* Your goal *
Return all the lines below, exactly as they read.

* Exercise input *
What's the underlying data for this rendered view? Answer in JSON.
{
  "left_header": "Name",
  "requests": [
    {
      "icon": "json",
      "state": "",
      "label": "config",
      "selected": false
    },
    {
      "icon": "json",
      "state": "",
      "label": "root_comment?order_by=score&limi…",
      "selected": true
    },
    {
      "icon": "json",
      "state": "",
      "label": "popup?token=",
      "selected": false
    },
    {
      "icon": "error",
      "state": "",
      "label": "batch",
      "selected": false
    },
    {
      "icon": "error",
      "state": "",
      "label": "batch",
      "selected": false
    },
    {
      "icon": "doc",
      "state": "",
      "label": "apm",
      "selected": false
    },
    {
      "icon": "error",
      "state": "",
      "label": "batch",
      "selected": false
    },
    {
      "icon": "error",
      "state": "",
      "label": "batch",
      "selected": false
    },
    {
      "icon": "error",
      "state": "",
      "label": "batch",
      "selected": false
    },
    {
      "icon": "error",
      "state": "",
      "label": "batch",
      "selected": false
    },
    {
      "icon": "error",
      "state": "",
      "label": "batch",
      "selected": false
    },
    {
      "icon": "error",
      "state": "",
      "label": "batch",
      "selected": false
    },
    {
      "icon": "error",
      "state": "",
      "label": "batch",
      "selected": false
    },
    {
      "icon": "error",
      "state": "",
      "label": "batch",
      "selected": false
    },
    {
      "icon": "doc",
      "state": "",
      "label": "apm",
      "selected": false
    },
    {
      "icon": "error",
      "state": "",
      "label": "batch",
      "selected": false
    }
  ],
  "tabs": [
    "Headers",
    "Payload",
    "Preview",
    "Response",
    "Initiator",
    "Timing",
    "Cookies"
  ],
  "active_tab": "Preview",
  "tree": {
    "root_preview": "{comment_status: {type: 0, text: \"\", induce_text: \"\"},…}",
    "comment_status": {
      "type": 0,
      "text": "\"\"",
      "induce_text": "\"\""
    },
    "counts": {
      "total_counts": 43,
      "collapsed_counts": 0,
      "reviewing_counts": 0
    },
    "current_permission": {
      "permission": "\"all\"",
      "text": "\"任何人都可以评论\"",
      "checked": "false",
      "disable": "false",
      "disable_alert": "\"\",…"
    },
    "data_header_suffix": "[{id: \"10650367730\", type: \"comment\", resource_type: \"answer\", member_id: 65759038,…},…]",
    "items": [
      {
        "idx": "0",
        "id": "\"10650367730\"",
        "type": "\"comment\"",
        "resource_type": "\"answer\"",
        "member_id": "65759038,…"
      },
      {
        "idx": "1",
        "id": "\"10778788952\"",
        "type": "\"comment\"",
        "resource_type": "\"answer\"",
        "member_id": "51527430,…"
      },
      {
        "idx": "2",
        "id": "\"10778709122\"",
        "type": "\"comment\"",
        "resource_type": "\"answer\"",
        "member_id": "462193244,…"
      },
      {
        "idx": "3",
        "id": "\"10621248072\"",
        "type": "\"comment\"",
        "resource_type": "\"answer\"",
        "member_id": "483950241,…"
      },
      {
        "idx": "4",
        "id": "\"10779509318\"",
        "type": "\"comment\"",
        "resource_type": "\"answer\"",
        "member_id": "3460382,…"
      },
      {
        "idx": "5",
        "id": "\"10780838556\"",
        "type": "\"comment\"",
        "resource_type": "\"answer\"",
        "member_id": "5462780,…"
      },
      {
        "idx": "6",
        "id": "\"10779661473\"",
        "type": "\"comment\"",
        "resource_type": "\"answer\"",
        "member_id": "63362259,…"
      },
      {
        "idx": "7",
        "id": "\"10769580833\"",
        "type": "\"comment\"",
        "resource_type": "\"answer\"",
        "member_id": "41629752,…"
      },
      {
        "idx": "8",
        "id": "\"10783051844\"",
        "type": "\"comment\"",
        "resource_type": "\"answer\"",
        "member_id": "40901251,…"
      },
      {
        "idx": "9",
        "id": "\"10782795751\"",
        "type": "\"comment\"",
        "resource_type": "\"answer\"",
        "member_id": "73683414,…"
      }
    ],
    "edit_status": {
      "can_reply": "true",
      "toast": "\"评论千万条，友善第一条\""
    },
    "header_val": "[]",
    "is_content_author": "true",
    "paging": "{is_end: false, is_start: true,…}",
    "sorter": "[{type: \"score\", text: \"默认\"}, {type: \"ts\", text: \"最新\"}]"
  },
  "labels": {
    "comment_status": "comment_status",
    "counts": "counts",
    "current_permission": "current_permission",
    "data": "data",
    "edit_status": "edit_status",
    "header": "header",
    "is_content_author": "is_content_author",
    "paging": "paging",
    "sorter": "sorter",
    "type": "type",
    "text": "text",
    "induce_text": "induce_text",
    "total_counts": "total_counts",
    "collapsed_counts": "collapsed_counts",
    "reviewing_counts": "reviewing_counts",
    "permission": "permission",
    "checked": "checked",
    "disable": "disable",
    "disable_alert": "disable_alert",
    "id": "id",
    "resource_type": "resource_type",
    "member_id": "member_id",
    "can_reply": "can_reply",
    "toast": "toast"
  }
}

* Exercise response *
What's the underlying data for this rendered view? Answer in JSON.
{
  "left_header": "Name",
  "requests": [
    {
      "icon": "json",
      "state": "",
      "label": "config",
      "selected": false
    },
    {
      "icon": "json",
      "state": "",
      "label": "root_comment?order_by=score&limi…",
      "selected": true
    },
    {
      "icon": "json",
      "state": "",
      "label": "popup?token=",
      "selected": false
    },
    {
      "icon": "error",
      "state": "",
      "label": "batch",
      "selected": false
    },
    {
      "icon": "error",
      "state": "",
      "label": "batch",
      "selected": false
    },
    {
      "icon": "doc",
      "state": "",
      "label": "apm",
      "selected": false
    },
    {
      "icon": "error",
      "state": "",
      "label": "batch",
      "selected": false
    },
    {
      "icon": "error",
      "state": "",
      "label": "batch",
      "selected": false
    },
    {
      "icon": "error",
      "state": "",
      "label": "batch",
      "selected": false
    },
    {
      "icon": "error",
      "state": "",
      "label": "batch",
      "selected": false
    },
    {
      "icon": "error",
      "state": "",
      "label": "batch",
      "selected": false
    },
    {
      "icon": "error",
      "state": "",
      "label": "batch",
      "selected": false
    },
    {
      "icon": "error",
      "state": "",
      "label": "batch",
      "selected": false
    },
    {
      "icon": "error",
      "state": "",
      "label": "batch",
      "selected": false
    },
    {
      "icon": "doc",
      "state": "",
      "label": "apm",
      "selected": false
    },
    {
      "icon": "error",
      "state": "",
      "label": "batch",
      "selected": false
    }
  ],
  "tabs": [
    "Headers",
    "Payload",
    "Preview",
    "Response",
    "Initiator",
    "Timing",
    "Cookies"
  ],
  "active_tab": "Preview",
  "tree": {
    "root_preview": "{comment_status: {type: 0, text: \"\", induce_text: \"\"},…}",
    "comment_status": {
      "type": 0,
      "text": "\"\"",
      "induce_text": "\"\""
    },
    "counts": {
      "total_counts": 43,
      "collapsed_counts": 0,
      "reviewing_counts": 0
    },
    "current_permission": {
      "permission": "\"all\"",
      "text": "\"任何人都可以评论\"",
      "checked": "false",
      "disable": "false",
      "disable_alert": "\"\",…"
    },
    "data_header_suffix": "[{id: \"10650367730\", type: \"comment\", resource_type: \"answer\", member_id: 65759038,…},…]",
    "items": [
      {
        "idx": "0",
        "id": "\"10650367730\"",
        "type": "\"comment\"",
        "resource_type": "\"answer\"",
        "member_id": "65759038,…"
      },
      {
        "idx": "1",
        "id": "\"10778788952\"",
        "type": "\"comment\"",
        "resource_type": "\"answer\"",
        "member_id": "51527430,…"
      },
      {
        "idx": "2",
        "id": "\"10778709122\"",
        "type": "\"comment\"",
        "resource_type": "\"answer\"",
        "member_id": "462193244,…"
      },
      {
        "idx": "3",
        "id": "\"10621248072\"",
        "type": "\"comment\"",
        "resource_type": "\"answer\"",
        "member_id": "483950241,…"
      },
      {
        "idx": "4",
        "id": "\"10779509318\"",
        "type": "\"comment\"",
        "resource_type": "\"answer\"",
        "member_id": "3460382,…"
      },
      {
        "idx": "5",
        "id": "\"10780838556\"",
        "type": "\"comment\"",
        "resource_type": "\"answer\"",
        "member_id": "5462780,…"
      },
      {
        "idx": "6",
        "id": "\"10779661473\"",
        "type": "\"comment\"",
        "resource_type": "\"answer\"",
        "member_id": "63362259,…"
      },
      {
        "idx": "7",
        "id": "\"10769580833\"",
        "type": "\"comment\"",
        "resource_type": "\"answer\"",
        "member_id": "41629752,…"
      },
      {
        "idx": "8",
        "id": "\"10783051844\"",
        "type": "\"comment\"",
        "resource_type": "\"answer\"",
        "member_id": "40901251,…"
      },
      {
        "idx": "9",
        "id": "\"10782795751\"",
        "type": "\"comment\"",
        "resource_type": "\"answer\"",
        "member_id": "73683414,…"
      }
    ],
    "edit_status": {
      "can_reply": "true",
      "toast": "\"评论千万条，友善第一条\""
    },
    "header_val": "[]",
    "is_content_author": "true",
    "paging": "{is_end: false, is_start: true,…}",
    "sorter": "[{type: \"score\", text: \"默认\"}, {type: \"ts\", text: \"最新\"}]"
  },
  "labels": {
    "comment_status": "comment_status",
    "counts": "counts",
    "current_permission": "current_permission",
    "data": "data",
    "edit_status": "edit_status",
    "header": "header",
    "is_content_author": "is_content_author",
    "paging": "paging",
    "sorter": "sorter",
    "type": "type",
    "text": "text",
    "induce_text": "induce_text",
    "total_counts": "total_counts",
    "collapsed_counts": "collapsed_counts",
    "reviewing_counts": "reviewing_counts",
    "permission": "permission",
    "checked": "checked",
    "disable": "disable",
    "disable_alert": "disable_alert",
    "id": "id",
    "resource_type": "resource_type",
    "member_id": "member_id",
    "can_reply": "can_reply",
    "toast": "toast"
  }
}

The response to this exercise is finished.